City News Service | 9/14/2012, 9:32 a.m.
SAN FERNANDO, Calif.--Prosecutors were preparing charges today against three men accused of robbing a Bank of America branch in Canyon Country and leading sheriff's deputies on a wild chase in which stolen money was tossed from the windows of an SUV in South Los Angeles.
Phillip Nathaniel Ely, 29; Lavelle Lee Mosley, 22; and Terion Lamarr Collins, 25, were expected to be arraigned this afternoon in San Fernando Superior Court, according to the District Attorney's Office.
A fourth man was still being sought.
The televised chase sparked a circus-like atmosphere in South Los Angeles as people ran into the streets in hopes of scooping up cash and crowded around deputies as two of the suspects were being arrested.
The chase began shortly after 10 a.m. Wednesday, when four men robbed the bank in the 19000 block of Soledad Canyon Road in Canyon Country. Deputies began pursuing the robbers, who were in a dark Volvo SUV that officials said had been stolen in the South Los Angeles area, starting a chase that initially led to the Sylmar area.
Sheriff's Capt. Mike Parker said two suspects jumped out of the vehicle when it made stops in Sylmar, one at Yarnell Street and Carol Lane, and another at Astoria Street and Foothill Boulevard. The suspect who got out at Yarnell was arrested around 1 p.m., but the second got away, according to sheriff's officials.
The vehicle chase continued on the eastbound Foothill (210) Freeway and eventually onto the southbound Pasadena (110) Freeway, then onto Third Street and Alvarado Street in the Westlake district.
As the driver continued into South Los Angeles, a back-seat passenger began throwing money out of the windows. Some residents scrambled into the streets to scoop up the cash while others ran after the vehicle in hopes of grabbing some of the purloined loot.
The driver of the SUV led authorities onto narrow streets through residential neighborhoods, at times going onto sidewalks and driving the wrong way on one-way streets.
Around 11:15 a.m., the SUV got stuck on a crowded residential street, and sheriff's deputies swarmed the vehicle with guns drawn, dragging two suspects from it.

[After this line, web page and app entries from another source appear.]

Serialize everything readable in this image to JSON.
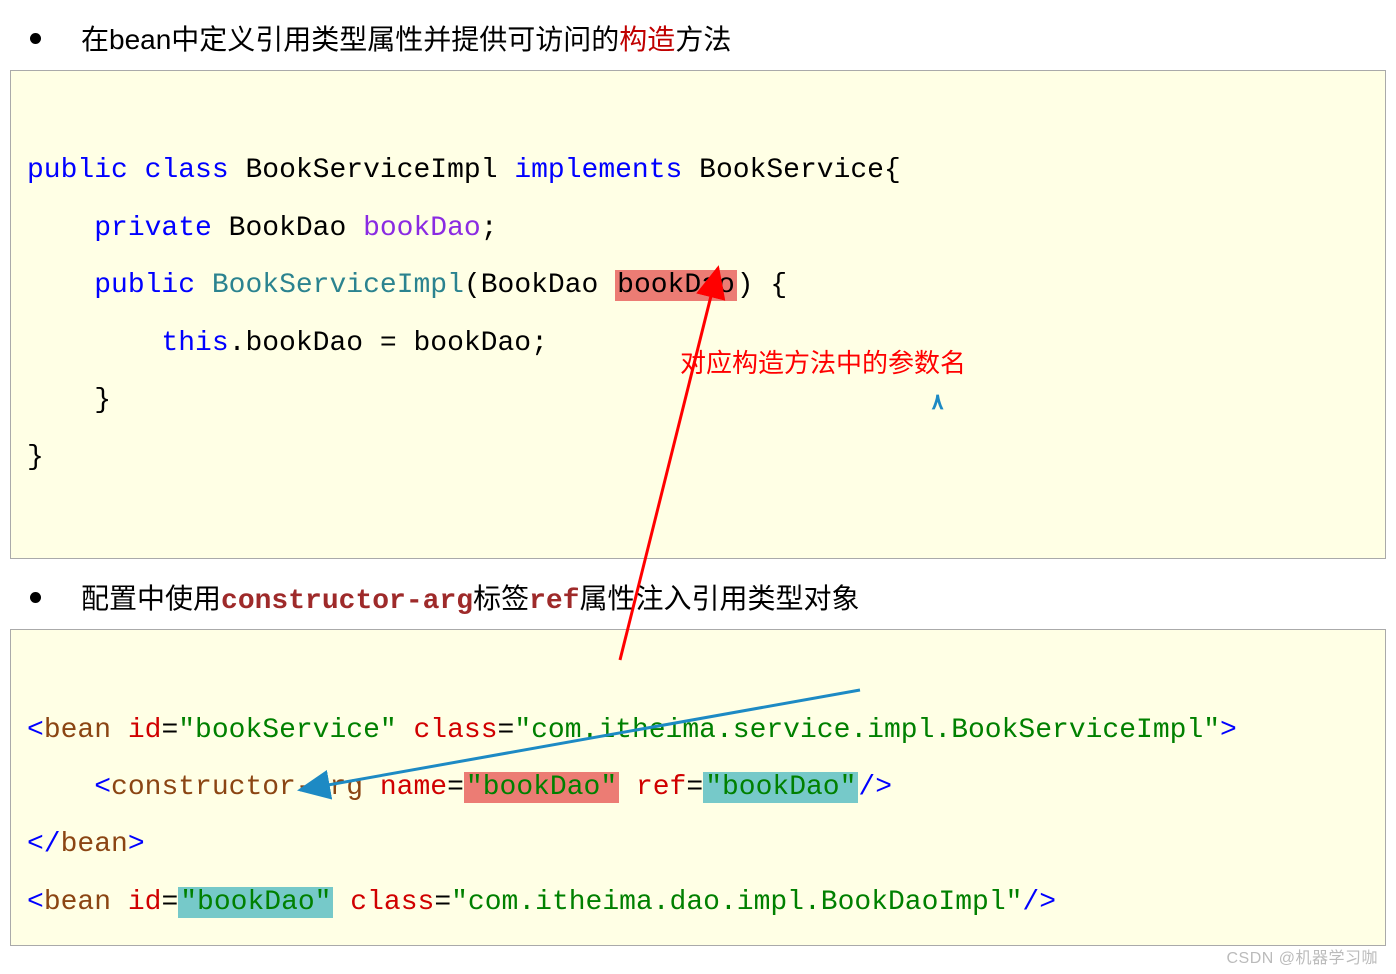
{
  "bullet1": {
    "prefix": "在bean中定义引用类型属性并提供可访问的",
    "highlight": "构造",
    "suffix": "方法"
  },
  "code1": {
    "l1_public": "public",
    "l1_class": "class",
    "l1_name": " BookServiceImpl ",
    "l1_impl": "implements",
    "l1_iface": " BookService{",
    "l2_priv": "private",
    "l2_type": " BookDao ",
    "l2_field": "bookDao",
    "l2_semi": ";",
    "l3_pub": "public",
    "l3_space": " ",
    "l3_ctor": "BookServiceImpl",
    "l3_open": "(BookDao ",
    "l3_param": "bookDao",
    "l3_close": ") {",
    "l4_this": "this",
    "l4_dot": ".bookDao = bookDao;",
    "l5": "    }",
    "l6": "}"
  },
  "annotation_red": "对应构造方法中的参数名",
  "cursor_char": "٨",
  "bullet2": {
    "prefix": "配置中使用",
    "code1": "constructor-arg",
    "mid": "标签",
    "code2": "ref",
    "suffix": "属性注入引用类型对象"
  },
  "code2": {
    "l1_open": "<",
    "l1_tag": "bean ",
    "l1_attr_id": "id",
    "l1_eq1": "=",
    "l1_val1": "\"bookService\"",
    "l1_sp": " ",
    "l1_attr_cls": "class",
    "l1_eq2": "=",
    "l1_val2": "\"com.itheima.service.impl.BookServiceImpl\"",
    "l1_close": ">",
    "l2_indent": "    ",
    "l2_open": "<",
    "l2_tag": "constructor-arg ",
    "l2_attr_name": "name",
    "l2_eq1": "=",
    "l2_val1": "\"bookDao\"",
    "l2_sp": " ",
    "l2_attr_ref": "ref",
    "l2_eq2": "=",
    "l2_val2": "\"bookDao\"",
    "l2_close": "/>",
    "l3_open": "</",
    "l3_tag": "bean",
    "l3_close": ">",
    "l4_open": "<",
    "l4_tag": "bean ",
    "l4_attr_id": "id",
    "l4_eq1": "=",
    "l4_val1": "\"bookDao\"",
    "l4_sp": " ",
    "l4_attr_cls": "class",
    "l4_eq2": "=",
    "l4_val2": "\"com.itheima.dao.impl.BookDaoImpl\"",
    "l4_close": "/>"
  },
  "watermark": "CSDN @机器学习咖"
}
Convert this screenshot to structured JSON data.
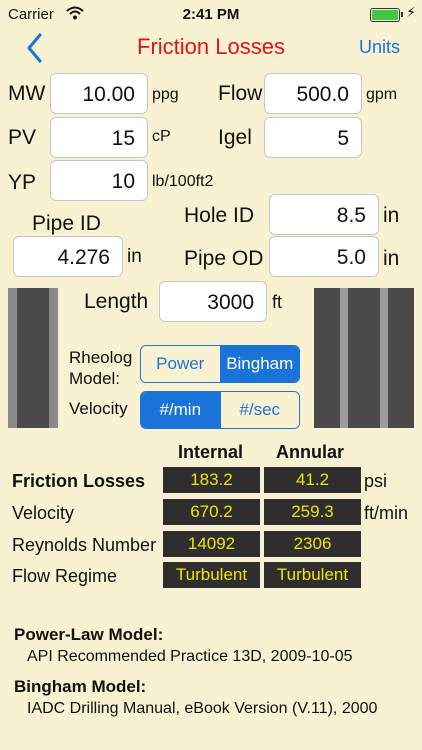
{
  "status": {
    "carrier": "Carrier",
    "time": "2:41 PM"
  },
  "nav": {
    "title": "Friction Losses",
    "units": "Units"
  },
  "inputs": {
    "mw": {
      "label": "MW",
      "value": "10.00",
      "unit": "ppg"
    },
    "flow": {
      "label": "Flow",
      "value": "500.0",
      "unit": "gpm"
    },
    "pv": {
      "label": "PV",
      "value": "15",
      "unit": "cP"
    },
    "igel": {
      "label": "Igel",
      "value": "5"
    },
    "yp": {
      "label": "YP",
      "value": "10",
      "unit": "lb/100ft2"
    },
    "pipe_id": {
      "label": "Pipe ID",
      "value": "4.276",
      "unit": "in"
    },
    "hole_id": {
      "label": "Hole ID",
      "value": "8.5",
      "unit": "in"
    },
    "pipe_od": {
      "label": "Pipe OD",
      "value": "5.0",
      "unit": "in"
    },
    "length": {
      "label": "Length",
      "value": "3000",
      "unit": "ft"
    }
  },
  "rheology": {
    "label_line1": "Rheolog",
    "label_line2": "Model:",
    "options": [
      "Power",
      "Bingham"
    ],
    "selected": "Bingham"
  },
  "velocity": {
    "label": "Velocity",
    "options": [
      "#/min",
      "#/sec"
    ],
    "selected": "#/min"
  },
  "results": {
    "col_internal": "Internal",
    "col_annular": "Annular",
    "rows": [
      {
        "label": "Friction Losses",
        "internal": "183.2",
        "annular": "41.2",
        "unit": "psi"
      },
      {
        "label": "Velocity",
        "internal": "670.2",
        "annular": "259.3",
        "unit": "ft/min"
      },
      {
        "label": "Reynolds Number",
        "internal": "14092",
        "annular": "2306",
        "unit": ""
      },
      {
        "label": "Flow Regime",
        "internal": "Turbulent",
        "annular": "Turbulent",
        "unit": ""
      }
    ]
  },
  "references": {
    "power_title": "Power-Law Model:",
    "power_text": "API Recommended Practice 13D, 2009-10-05",
    "bingham_title": "Bingham Model:",
    "bingham_text": "IADC Drilling Manual, eBook Version (V.11), 2000"
  },
  "colors": {
    "accent": "#1a73d9",
    "title": "#e0131b",
    "cell_text": "#f2e010",
    "background": "#f8f2d2"
  }
}
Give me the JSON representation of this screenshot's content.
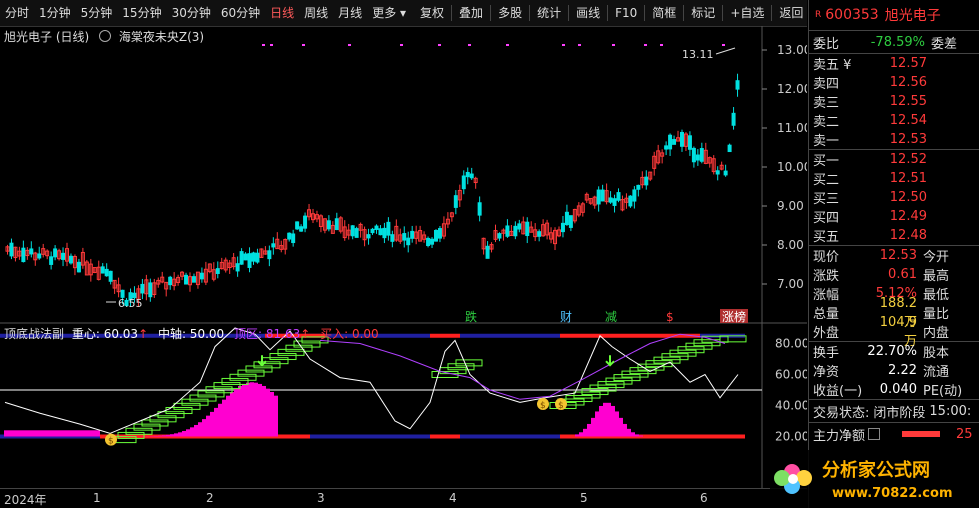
{
  "toolbar": {
    "periods": [
      "分时",
      "1分钟",
      "5分钟",
      "15分钟",
      "30分钟",
      "60分钟",
      "日线",
      "周线",
      "月线",
      "更多 ▾"
    ],
    "active_period": "日线",
    "tools": [
      "复权",
      "叠加",
      "多股",
      "统计",
      "画线",
      "F10",
      "简框",
      "标记",
      "+自选",
      "返回"
    ]
  },
  "chart": {
    "stock_label": "旭光电子 (日线)",
    "indicator_name": "海棠夜未央Z(3)",
    "high_label": "13.11",
    "low_label": "6.55",
    "price_axis": [
      "13.00",
      "12.00",
      "11.00",
      "10.00",
      "9.00",
      "8.00",
      "7.00"
    ],
    "markers": [
      "跌",
      "财",
      "减",
      "$",
      "涨榜"
    ]
  },
  "subchart": {
    "name": "顶底战法副",
    "zhongxin": "重心: 60.03",
    "zhongzhou": "中轴: 50.00",
    "dingqu": "顶区: 81.63",
    "mairu": "买入: 0.00",
    "axis": [
      "80.00",
      "60.00",
      "40.00",
      "20.00"
    ]
  },
  "xaxis": [
    "2024年",
    "1",
    "2",
    "3",
    "4",
    "5",
    "6"
  ],
  "quote": {
    "code": "600353",
    "name": "旭光电子",
    "weibi_label": "委比",
    "weibi": "-78.59%",
    "weicha_label": "委差",
    "sells": [
      {
        "label": "卖五 ¥",
        "price": "12.57"
      },
      {
        "label": "卖四",
        "price": "12.56"
      },
      {
        "label": "卖三",
        "price": "12.55"
      },
      {
        "label": "卖二",
        "price": "12.54"
      },
      {
        "label": "卖一",
        "price": "12.53"
      }
    ],
    "buys": [
      {
        "label": "买一",
        "price": "12.52"
      },
      {
        "label": "买二",
        "price": "12.51"
      },
      {
        "label": "买三",
        "price": "12.50"
      },
      {
        "label": "买四",
        "price": "12.49"
      },
      {
        "label": "买五",
        "price": "12.48"
      }
    ],
    "stats": [
      {
        "label": "现价",
        "value": "12.53",
        "extra": "今开"
      },
      {
        "label": "涨跌",
        "value": "0.61",
        "extra": "最高"
      },
      {
        "label": "涨幅",
        "value": "5.12%",
        "extra": "最低"
      },
      {
        "label": "总量",
        "value": "188.2万",
        "extra": "量比"
      },
      {
        "label": "外盘",
        "value": "104.9万",
        "extra": "内盘"
      }
    ],
    "stats2": [
      {
        "label": "换手",
        "value": "22.70%",
        "extra": "股本"
      },
      {
        "label": "净资",
        "value": "2.22",
        "extra": "流通"
      },
      {
        "label": "收益(一)",
        "value": "0.040",
        "extra": "PE(动)"
      }
    ],
    "trade_status_label": "交易状态:",
    "trade_status": "闭市阶段",
    "trade_time": "15:00:",
    "net_inflow_label": "主力净额",
    "net_inflow": "25"
  },
  "watermark": {
    "text": "分析家公式网",
    "url": "www.70822.com"
  },
  "colors": {
    "up": "#ff3a3a",
    "down": "#00e0e0",
    "accent": "#ff3a3a",
    "magenta": "#ff00d0",
    "green": "#2ecc40"
  }
}
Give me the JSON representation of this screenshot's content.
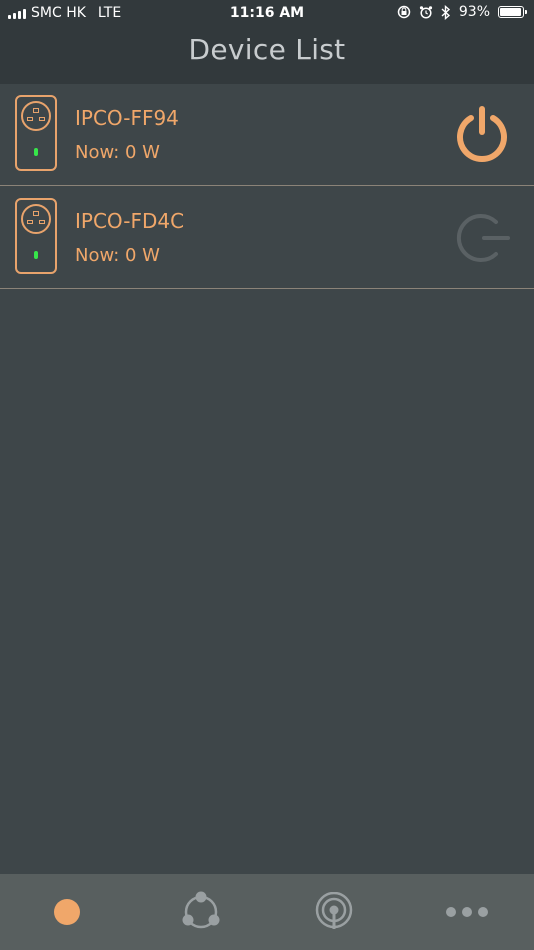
{
  "status_bar": {
    "carrier": "SMC HK",
    "network": "LTE",
    "time": "11:16 AM",
    "battery_percent": "93%"
  },
  "header": {
    "title": "Device List"
  },
  "devices": [
    {
      "name": "IPCO-FF94",
      "power": "Now: 0 W",
      "state": "on"
    },
    {
      "name": "IPCO-FD4C",
      "power": "Now: 0 W",
      "state": "off"
    }
  ],
  "tab_bar": {
    "tabs": [
      {
        "icon": "dot-icon",
        "active": true
      },
      {
        "icon": "share-network-icon",
        "active": false
      },
      {
        "icon": "broadcast-icon",
        "active": false
      },
      {
        "icon": "more-icon",
        "active": false
      }
    ]
  },
  "colors": {
    "accent": "#f0a76a",
    "background": "#3e4649",
    "header": "#32393c",
    "tab_bar": "#585f5f",
    "inactive_icon": "#9aa0a2",
    "led_green": "#37e64a"
  }
}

As they made the arrests, however, dozens of residents who had been following the chase packed into the intersection, setting up a tense situation as authorities tried to get the suspects into a patrol car. Los Angeles police summoned more units to the scene and set up a skirmish line to control the crowd.
As the suspects were being driven from the scene, some people ran after the patrol car, some pounding on the car or windows Parker told reporters that sheriff's investigators were using electronic mapping to determine where money was thrown from the vehicle to determine if
any of the cash could be recovered. About $1,500 had been recovered by Thursday, authorities said.
Los Angeles police Cmdr. Andy Smith told reporters that the suspects likely threw the money out of the vehicle in an attempt to draw people onto the roadway to block law enforcement officers from capturing them.
"I don't know how much was taken in the bank robbery, but I think pretty much everything they had was thrown out on the streets," Smith said.